Stored items from a collection
######
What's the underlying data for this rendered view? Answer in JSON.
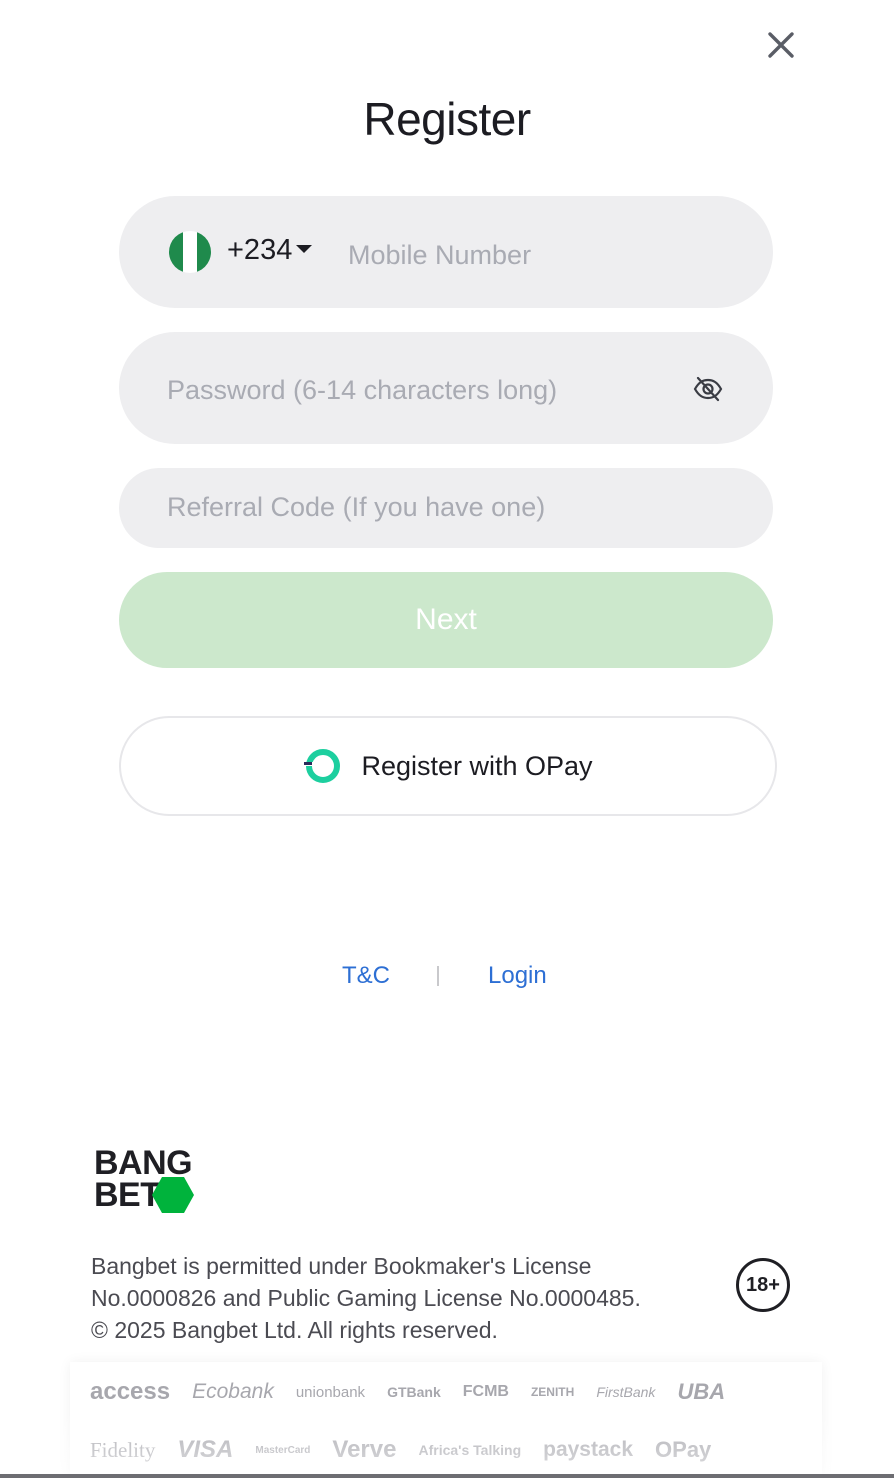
{
  "title": "Register",
  "phone": {
    "country_code": "+234",
    "placeholder": "Mobile Number"
  },
  "password": {
    "placeholder": "Password (6-14 characters long)"
  },
  "referral": {
    "placeholder": "Referral Code (If you have one)"
  },
  "next_label": "Next",
  "opay_label": "Register with OPay",
  "links": {
    "terms": "T&C",
    "login": "Login"
  },
  "brand": {
    "line1": "BANG",
    "line2": "BET"
  },
  "footer": {
    "license_line1": "Bangbet is permitted under Bookmaker's License",
    "license_line2": "No.0000826 and Public Gaming License No.0000485.",
    "copyright": "© 2025 Bangbet Ltd. All rights reserved.",
    "age_badge": "18+"
  },
  "partners_row1": [
    "access",
    "Ecobank",
    "unionbank",
    "GTBank",
    "FCMB",
    "ZENITH",
    "FirstBank",
    "UBA"
  ],
  "partners_row2": [
    "Fidelity",
    "VISA",
    "MasterCard",
    "Verve",
    "Africa's Talking",
    "paystack",
    "OPay"
  ],
  "colors": {
    "accent_green": "#00b33c",
    "next_disabled": "#cce8cc",
    "link_blue": "#2d6fd4",
    "field_bg": "#eeeef0"
  }
}
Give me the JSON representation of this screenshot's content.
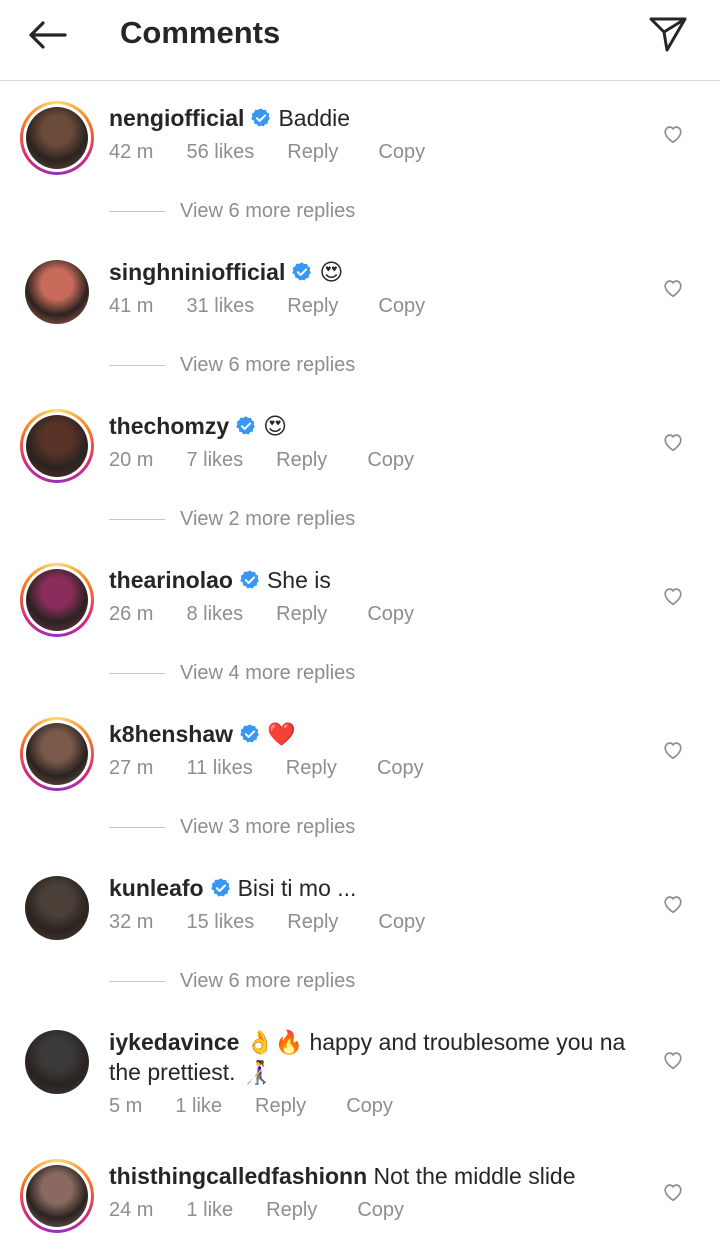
{
  "header": {
    "title": "Comments",
    "back_icon": "arrow-left-icon",
    "send_icon": "paper-plane-icon"
  },
  "colors": {
    "verified": "#3897f0",
    "meta": "#8e8e8e",
    "text": "#262626",
    "heart_emoji": "#e0245e"
  },
  "comments": [
    {
      "username": "nengiofficial",
      "verified": true,
      "text": "Baddie",
      "time": "42 m",
      "likes": "56 likes",
      "reply": "Reply",
      "copy": "Copy",
      "view_replies": "View 6 more replies",
      "story_ring": true,
      "avatar_color": "#6b4b3a"
    },
    {
      "username": "singhniniofficial",
      "verified": true,
      "text": "😍",
      "time": "41 m",
      "likes": "31 likes",
      "reply": "Reply",
      "copy": "Copy",
      "view_replies": "View 6 more replies",
      "story_ring": false,
      "avatar_color": "#c96b5a"
    },
    {
      "username": "thechomzy",
      "verified": true,
      "text": "😍",
      "time": "20 m",
      "likes": "7 likes",
      "reply": "Reply",
      "copy": "Copy",
      "view_replies": "View 2 more replies",
      "story_ring": true,
      "avatar_color": "#5a3328"
    },
    {
      "username": "thearinolao",
      "verified": true,
      "text": "She is",
      "time": "26 m",
      "likes": "8 likes",
      "reply": "Reply",
      "copy": "Copy",
      "view_replies": "View 4 more replies",
      "story_ring": true,
      "avatar_color": "#8a2d5c"
    },
    {
      "username": "k8henshaw",
      "verified": true,
      "text": "❤️",
      "time": "27 m",
      "likes": "11 likes",
      "reply": "Reply",
      "copy": "Copy",
      "view_replies": "View 3 more replies",
      "story_ring": true,
      "avatar_color": "#7a5a4a"
    },
    {
      "username": "kunleafo",
      "verified": true,
      "text": "Bisi ti mo ...",
      "time": "32 m",
      "likes": "15 likes",
      "reply": "Reply",
      "copy": "Copy",
      "view_replies": "View 6 more replies",
      "story_ring": false,
      "avatar_color": "#4a4038"
    },
    {
      "username": "iykedavince",
      "verified": false,
      "text": "👌🔥 happy and troublesome you na the prettiest. 👩‍🦯",
      "time": "5 m",
      "likes": "1 like",
      "reply": "Reply",
      "copy": "Copy",
      "view_replies": "",
      "story_ring": false,
      "avatar_color": "#3a3a3a"
    },
    {
      "username": "thisthingcalledfashionn",
      "verified": false,
      "text": "Not the middle slide",
      "time": "24 m",
      "likes": "1 like",
      "reply": "Reply",
      "copy": "Copy",
      "view_replies": "",
      "story_ring": true,
      "avatar_color": "#8a6a60"
    }
  ]
}
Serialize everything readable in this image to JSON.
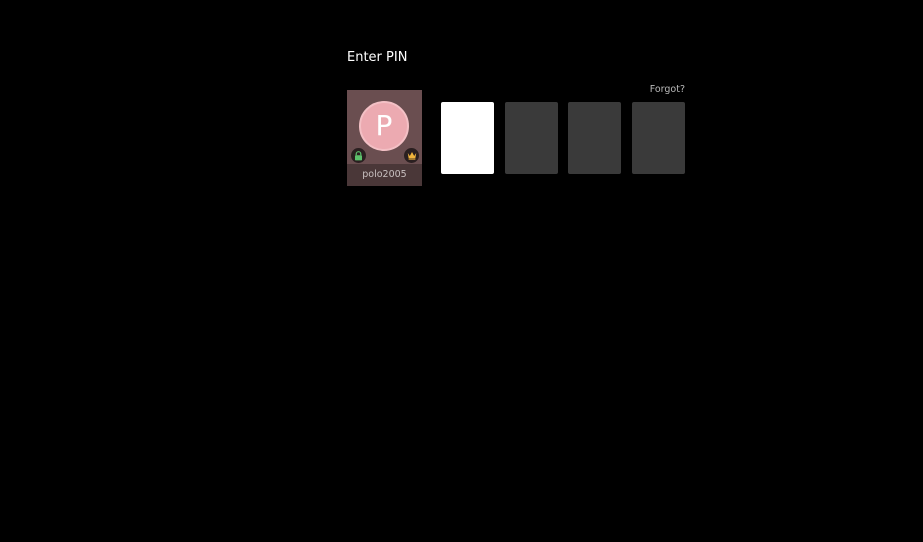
{
  "header": {
    "title": "Enter PIN"
  },
  "forgot_label": "Forgot?",
  "profile": {
    "initial": "P",
    "username": "polo2005",
    "avatar_color": "#ecaab1",
    "badges": [
      "lock-icon",
      "crown-icon"
    ]
  },
  "pin": {
    "digits": 4,
    "active_index": 0
  },
  "colors": {
    "background": "#000000",
    "pin_active": "#ffffff",
    "pin_inactive": "#3a3a3a",
    "lock_badge": "#5cc06b",
    "crown_badge": "#f0b43c"
  }
}
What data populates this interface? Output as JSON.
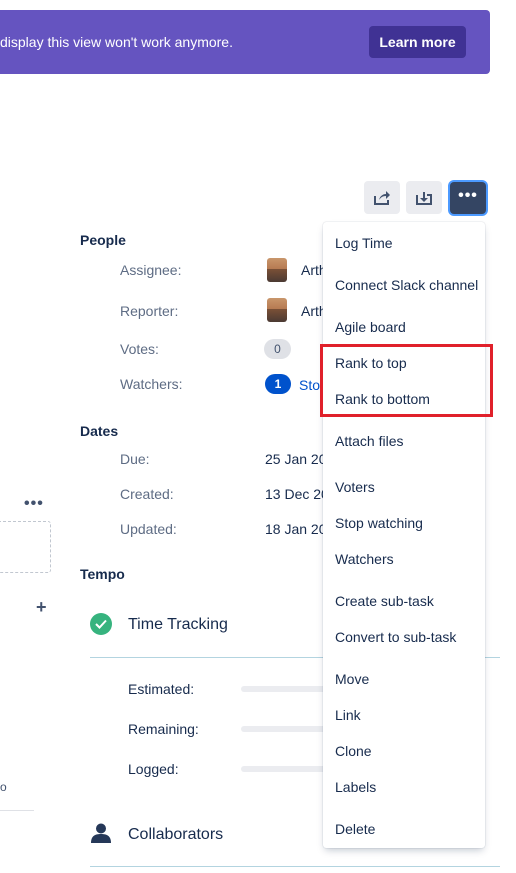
{
  "banner": {
    "message": "display this view won't work anymore.",
    "button_label": "Learn more"
  },
  "toolbar": {
    "share_icon": "share-icon",
    "export_icon": "export-icon",
    "more_label": "•••"
  },
  "people": {
    "title": "People",
    "assignee_label": "Assignee:",
    "assignee_value": "Arth",
    "reporter_label": "Reporter:",
    "reporter_value": "Arth",
    "votes_label": "Votes:",
    "votes_count": "0",
    "watchers_label": "Watchers:",
    "watchers_count": "1",
    "watchers_link": "Sto"
  },
  "dates": {
    "title": "Dates",
    "due_label": "Due:",
    "due_value": "25 Jan 20",
    "created_label": "Created:",
    "created_value": "13 Dec 20",
    "updated_label": "Updated:",
    "updated_value": "18 Jan 20"
  },
  "left_panel": {
    "dots": "•••",
    "plus": "+",
    "tick": "o"
  },
  "tempo": {
    "title": "Tempo",
    "time_tracking_title": "Time Tracking",
    "estimated_label": "Estimated:",
    "remaining_label": "Remaining:",
    "logged_label": "Logged:",
    "collaborators_title": "Collaborators"
  },
  "menu": {
    "items": [
      "Log Time",
      "Connect Slack channel",
      "Agile board",
      "Rank to top",
      "Rank to bottom",
      "Attach files",
      "Voters",
      "Stop watching",
      "Watchers",
      "Create sub-task",
      "Convert to sub-task",
      "Move",
      "Link",
      "Clone",
      "Labels",
      "Delete"
    ]
  },
  "colors": {
    "banner": "#6554c0",
    "banner_button": "#403294",
    "accent_blue": "#0052cc",
    "success_green": "#36b37e",
    "highlight_red": "#e0202a"
  }
}
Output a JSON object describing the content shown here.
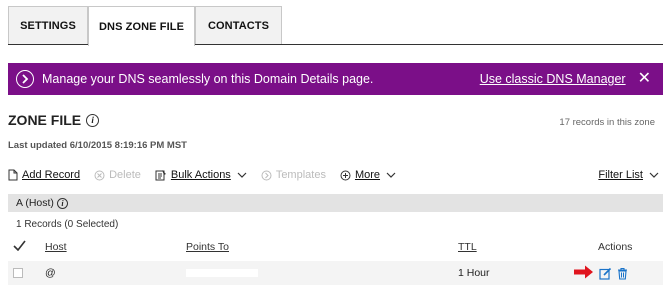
{
  "tabs": [
    {
      "label": "SETTINGS"
    },
    {
      "label": "DNS ZONE FILE"
    },
    {
      "label": "CONTACTS"
    }
  ],
  "banner": {
    "message": "Manage your DNS seamlessly on this Domain Details page.",
    "classic_link": "Use classic DNS Manager",
    "close": "✕",
    "color": "#7b0f88"
  },
  "zone": {
    "title": "ZONE FILE",
    "records_count": "17 records in this zone",
    "last_updated": "Last updated 6/10/2015 8:19:16 PM MST"
  },
  "toolbar": {
    "add_record": "Add Record",
    "delete": "Delete",
    "bulk_actions": "Bulk Actions",
    "templates": "Templates",
    "more": "More",
    "filter_list": "Filter List"
  },
  "section": {
    "title": "A (Host)",
    "records_selected": "1 Records (0 Selected)"
  },
  "table": {
    "headers": {
      "check": "✓",
      "host": "Host",
      "points_to": "Points To",
      "ttl": "TTL",
      "actions": "Actions"
    },
    "rows": [
      {
        "host": "@",
        "points_to": "",
        "ttl": "1 Hour"
      }
    ]
  },
  "icons": [
    "info-icon",
    "chevron-right-icon",
    "close-icon",
    "document-icon",
    "delete-icon",
    "bulk-actions-icon",
    "templates-icon",
    "more-icon",
    "chevron-down-icon",
    "edit-icon",
    "trash-icon",
    "red-arrow-icon"
  ]
}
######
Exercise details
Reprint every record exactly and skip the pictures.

Completed exercise
What's the underlying data for this rendered view? Answer in JSON.
{
  "title": "Register",
  "phone": {
    "country_code": "+234",
    "placeholder": "Mobile Number"
  },
  "password": {
    "placeholder": "Password (6-14 characters long)"
  },
  "referral": {
    "placeholder": "Referral Code (If you have one)"
  },
  "next_label": "Next",
  "opay_label": "Register with OPay",
  "links": {
    "terms": "T&C",
    "login": "Login"
  },
  "brand": {
    "line1": "BANG",
    "line2": "BET"
  },
  "footer": {
    "license_line1": "Bangbet is permitted under Bookmaker's License",
    "license_line2": "No.0000826 and Public Gaming License No.0000485.",
    "copyright": "© 2025 Bangbet Ltd. All rights reserved.",
    "age_badge": "18+"
  },
  "partners_row1": [
    "access",
    "Ecobank",
    "unionbank",
    "GTBank",
    "FCMB",
    "ZENITH",
    "FirstBank",
    "UBA"
  ],
  "partners_row2": [
    "Fidelity",
    "VISA",
    "MasterCard",
    "Verve",
    "Africa's Talking",
    "paystack",
    "OPay"
  ],
  "colors": {
    "accent_green": "#00b33c",
    "next_disabled": "#cce8cc",
    "link_blue": "#2d6fd4",
    "field_bg": "#eeeef0"
  }
}
Give me the JSON representation of this screenshot's content.
{
  "header": {
    "title": "Comments",
    "back_icon": "arrow-left-icon",
    "send_icon": "paper-plane-icon"
  },
  "colors": {
    "verified": "#3897f0",
    "meta": "#8e8e8e",
    "text": "#262626",
    "heart_emoji": "#e0245e"
  },
  "comments": [
    {
      "username": "nengiofficial",
      "verified": true,
      "text": "Baddie",
      "time": "42 m",
      "likes": "56 likes",
      "reply": "Reply",
      "copy": "Copy",
      "view_replies": "View 6 more replies",
      "story_ring": true,
      "avatar_color": "#6b4b3a"
    },
    {
      "username": "singhniniofficial",
      "verified": true,
      "text": "😍",
      "time": "41 m",
      "likes": "31 likes",
      "reply": "Reply",
      "copy": "Copy",
      "view_replies": "View 6 more replies",
      "story_ring": false,
      "avatar_color": "#c96b5a"
    },
    {
      "username": "thechomzy",
      "verified": true,
      "text": "😍",
      "time": "20 m",
      "likes": "7 likes",
      "reply": "Reply",
      "copy": "Copy",
      "view_replies": "View 2 more replies",
      "story_ring": true,
      "avatar_color": "#5a3328"
    },
    {
      "username": "thearinolao",
      "verified": true,
      "text": "She is",
      "time": "26 m",
      "likes": "8 likes",
      "reply": "Reply",
      "copy": "Copy",
      "view_replies": "View 4 more replies",
      "story_ring": true,
      "avatar_color": "#8a2d5c"
    },
    {
      "username": "k8henshaw",
      "verified": true,
      "text": "❤️",
      "time": "27 m",
      "likes": "11 likes",
      "reply": "Reply",
      "copy": "Copy",
      "view_replies": "View 3 more replies",
      "story_ring": true,
      "avatar_color": "#7a5a4a"
    },
    {
      "username": "kunleafo",
      "verified": true,
      "text": "Bisi ti mo ...",
      "time": "32 m",
      "likes": "15 likes",
      "reply": "Reply",
      "copy": "Copy",
      "view_replies": "View 6 more replies",
      "story_ring": false,
      "avatar_color": "#4a4038"
    },
    {
      "username": "iykedavince",
      "verified": false,
      "text": "👌🔥 happy and troublesome you na the prettiest. 👩‍🦯",
      "time": "5 m",
      "likes": "1 like",
      "reply": "Reply",
      "copy": "Copy",
      "view_replies": "",
      "story_ring": false,
      "avatar_color": "#3a3a3a"
    },
    {
      "username": "thisthingcalledfashionn",
      "verified": false,
      "text": "Not the middle slide",
      "time": "24 m",
      "likes": "1 like",
      "reply": "Reply",
      "copy": "Copy",
      "view_replies": "",
      "story_ring": true,
      "avatar_color": "#8a6a60"
    }
  ]
}
Serialize everything readable in this image to JSON.
{
  "header": {
    "title": "Enter PIN"
  },
  "forgot_label": "Forgot?",
  "profile": {
    "initial": "P",
    "username": "polo2005",
    "avatar_color": "#ecaab1",
    "badges": [
      "lock-icon",
      "crown-icon"
    ]
  },
  "pin": {
    "digits": 4,
    "active_index": 0
  },
  "colors": {
    "background": "#000000",
    "pin_active": "#ffffff",
    "pin_inactive": "#3a3a3a",
    "lock_badge": "#5cc06b",
    "crown_badge": "#f0b43c"
  }
}
What data populates this interface? Output as JSON.
{
  "banner": {
    "message": "display this view won't work anymore.",
    "button_label": "Learn more"
  },
  "toolbar": {
    "share_icon": "share-icon",
    "export_icon": "export-icon",
    "more_label": "•••"
  },
  "people": {
    "title": "People",
    "assignee_label": "Assignee:",
    "assignee_value": "Arth",
    "reporter_label": "Reporter:",
    "reporter_value": "Arth",
    "votes_label": "Votes:",
    "votes_count": "0",
    "watchers_label": "Watchers:",
    "watchers_count": "1",
    "watchers_link": "Sto"
  },
  "dates": {
    "title": "Dates",
    "due_label": "Due:",
    "due_value": "25 Jan 20",
    "created_label": "Created:",
    "created_value": "13 Dec 20",
    "updated_label": "Updated:",
    "updated_value": "18 Jan 20"
  },
  "left_panel": {
    "dots": "•••",
    "plus": "+",
    "tick": "o"
  },
  "tempo": {
    "title": "Tempo",
    "time_tracking_title": "Time Tracking",
    "estimated_label": "Estimated:",
    "remaining_label": "Remaining:",
    "logged_label": "Logged:",
    "collaborators_title": "Collaborators"
  },
  "menu": {
    "items": [
      "Log Time",
      "Connect Slack channel",
      "Agile board",
      "Rank to top",
      "Rank to bottom",
      "Attach files",
      "Voters",
      "Stop watching",
      "Watchers",
      "Create sub-task",
      "Convert to sub-task",
      "Move",
      "Link",
      "Clone",
      "Labels",
      "Delete"
    ]
  },
  "colors": {
    "banner": "#6554c0",
    "banner_button": "#403294",
    "accent_blue": "#0052cc",
    "success_green": "#36b37e",
    "highlight_red": "#e0202a"
  }
}
Output a JSON object describing the content shown here.
{
  "tabs": [
    {
      "label": "SETTINGS"
    },
    {
      "label": "DNS ZONE FILE"
    },
    {
      "label": "CONTACTS"
    }
  ],
  "banner": {
    "message": "Manage your DNS seamlessly on this Domain Details page.",
    "classic_link": "Use classic DNS Manager",
    "close": "✕",
    "color": "#7b0f88"
  },
  "zone": {
    "title": "ZONE FILE",
    "records_count": "17 records in this zone",
    "last_updated": "Last updated 6/10/2015 8:19:16 PM MST"
  },
  "toolbar": {
    "add_record": "Add Record",
    "delete": "Delete",
    "bulk_actions": "Bulk Actions",
    "templates": "Templates",
    "more": "More",
    "filter_list": "Filter List"
  },
  "section": {
    "title": "A (Host)",
    "records_selected": "1 Records (0 Selected)"
  },
  "table": {
    "headers": {
      "check": "✓",
      "host": "Host",
      "points_to": "Points To",
      "ttl": "TTL",
      "actions": "Actions"
    },
    "rows": [
      {
        "host": "@",
        "points_to": "",
        "ttl": "1 Hour"
      }
    ]
  },
  "icons": [
    "info-icon",
    "chevron-right-icon",
    "close-icon",
    "document-icon",
    "delete-icon",
    "bulk-actions-icon",
    "templates-icon",
    "more-icon",
    "chevron-down-icon",
    "edit-icon",
    "trash-icon",
    "red-arrow-icon"
  ]
}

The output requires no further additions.